Dave Black is teaching New Testament Theology this Fall at Southeastern Baptist Theological Seminary. He is teaching this course as a seminar, with students and outside lecturers leading much of the discussion.
Dr. Black has asked to speak on “The Church in Corinth” in his class on Wednesday, September 30 from 2:00-3:00 p.m. (Consider this your invitation to join us that day.) I’m looking forward to preparing for this lecture and the following discussion. I’m also planning to develop this lecture as a presentation, perhaps for a regional meeting of ETS or SBL.
This is what Dr. Black said about my session on his blog on Thursday, August 13, at 5:10 p.m.:
I am looking forward with eager anticipation to Alan Knox’s lecture in our theology class this semester. The church’s corporate behavior in “worship” is often â€“ perhaps normally â€“ inhibited by a thousand conventions that have nothing to do with the Bible or even the Gospel. The gathering of the church, according to the New Testament, has quite a different focus. The New Covenant is new because, and only because, it is a function of love. It is authenticated by the drama of a koinonia that ought to be a mixture of mutual exhortation and encouragement among persons talking freely, sharing burdens, and receiving the comfort of truth. Here they realize that this world is their Father’s house, not some “worship center.” The law of love is the one constraint that governs their actions. I would say that unless the leaders (elders) of a church community can be persuaded to talk quite freely to one another about the need for mutual encouragement as the focus of the gathering (Heb. 10:24-25) their stewardship in the community will not be worth two cents.
On the one hand, this looks like a very provocative statement. Can you imagine saying to church leaders that “their stewardship in the community” is not worth two cents?

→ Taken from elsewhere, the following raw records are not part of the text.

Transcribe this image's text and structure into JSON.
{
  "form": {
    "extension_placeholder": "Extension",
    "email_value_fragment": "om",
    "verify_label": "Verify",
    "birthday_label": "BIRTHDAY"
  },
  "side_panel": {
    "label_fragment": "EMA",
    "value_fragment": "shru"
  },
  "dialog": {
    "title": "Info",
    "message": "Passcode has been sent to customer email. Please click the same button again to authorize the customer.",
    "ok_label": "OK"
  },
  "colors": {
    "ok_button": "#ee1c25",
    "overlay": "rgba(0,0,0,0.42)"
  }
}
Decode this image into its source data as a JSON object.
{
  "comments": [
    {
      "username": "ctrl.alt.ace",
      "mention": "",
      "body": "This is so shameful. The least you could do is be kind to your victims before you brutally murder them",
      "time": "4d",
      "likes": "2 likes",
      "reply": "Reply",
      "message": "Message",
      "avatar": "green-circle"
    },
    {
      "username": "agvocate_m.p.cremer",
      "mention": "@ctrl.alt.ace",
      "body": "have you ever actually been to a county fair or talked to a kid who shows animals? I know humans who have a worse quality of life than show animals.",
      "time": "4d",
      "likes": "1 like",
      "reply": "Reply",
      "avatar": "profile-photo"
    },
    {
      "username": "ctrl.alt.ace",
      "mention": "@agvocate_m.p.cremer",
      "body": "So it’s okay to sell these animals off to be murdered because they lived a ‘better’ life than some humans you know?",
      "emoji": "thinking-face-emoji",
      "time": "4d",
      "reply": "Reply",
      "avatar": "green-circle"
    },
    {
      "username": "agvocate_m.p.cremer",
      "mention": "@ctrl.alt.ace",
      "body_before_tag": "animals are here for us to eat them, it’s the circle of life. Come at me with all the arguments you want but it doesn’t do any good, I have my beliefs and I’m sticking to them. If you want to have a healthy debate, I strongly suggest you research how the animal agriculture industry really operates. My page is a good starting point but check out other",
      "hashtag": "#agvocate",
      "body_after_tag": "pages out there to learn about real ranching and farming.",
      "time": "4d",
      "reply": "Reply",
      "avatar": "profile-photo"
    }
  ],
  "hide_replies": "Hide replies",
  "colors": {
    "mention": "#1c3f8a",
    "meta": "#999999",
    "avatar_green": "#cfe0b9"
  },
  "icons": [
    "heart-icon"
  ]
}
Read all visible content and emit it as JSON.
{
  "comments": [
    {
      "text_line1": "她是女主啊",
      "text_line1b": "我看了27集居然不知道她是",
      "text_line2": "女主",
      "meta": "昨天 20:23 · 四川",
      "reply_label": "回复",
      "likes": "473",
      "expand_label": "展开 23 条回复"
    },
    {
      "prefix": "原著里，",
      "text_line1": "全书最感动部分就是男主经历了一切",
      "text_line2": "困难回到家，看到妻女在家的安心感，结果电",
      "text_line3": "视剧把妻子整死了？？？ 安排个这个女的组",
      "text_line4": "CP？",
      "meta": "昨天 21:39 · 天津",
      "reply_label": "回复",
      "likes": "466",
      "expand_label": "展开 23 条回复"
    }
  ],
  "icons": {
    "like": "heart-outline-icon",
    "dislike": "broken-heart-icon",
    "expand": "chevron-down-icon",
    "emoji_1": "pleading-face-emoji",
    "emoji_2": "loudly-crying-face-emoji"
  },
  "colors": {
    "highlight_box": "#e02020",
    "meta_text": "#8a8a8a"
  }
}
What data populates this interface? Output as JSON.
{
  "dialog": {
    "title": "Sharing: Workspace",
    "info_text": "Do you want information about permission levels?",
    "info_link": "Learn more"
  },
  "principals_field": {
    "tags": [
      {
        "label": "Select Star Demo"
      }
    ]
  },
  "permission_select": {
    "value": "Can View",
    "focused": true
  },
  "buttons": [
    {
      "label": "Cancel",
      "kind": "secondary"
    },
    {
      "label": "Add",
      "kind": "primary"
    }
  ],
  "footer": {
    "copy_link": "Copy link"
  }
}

However, if we are not following the instructions of Scripture – if we are happy and content to follow our traditions without comparing them to Scripture – then perhaps our efforts are not only worth less that two cents, but perhaps our efforts (as well-intentioned as they may be) are costing the church tremendously.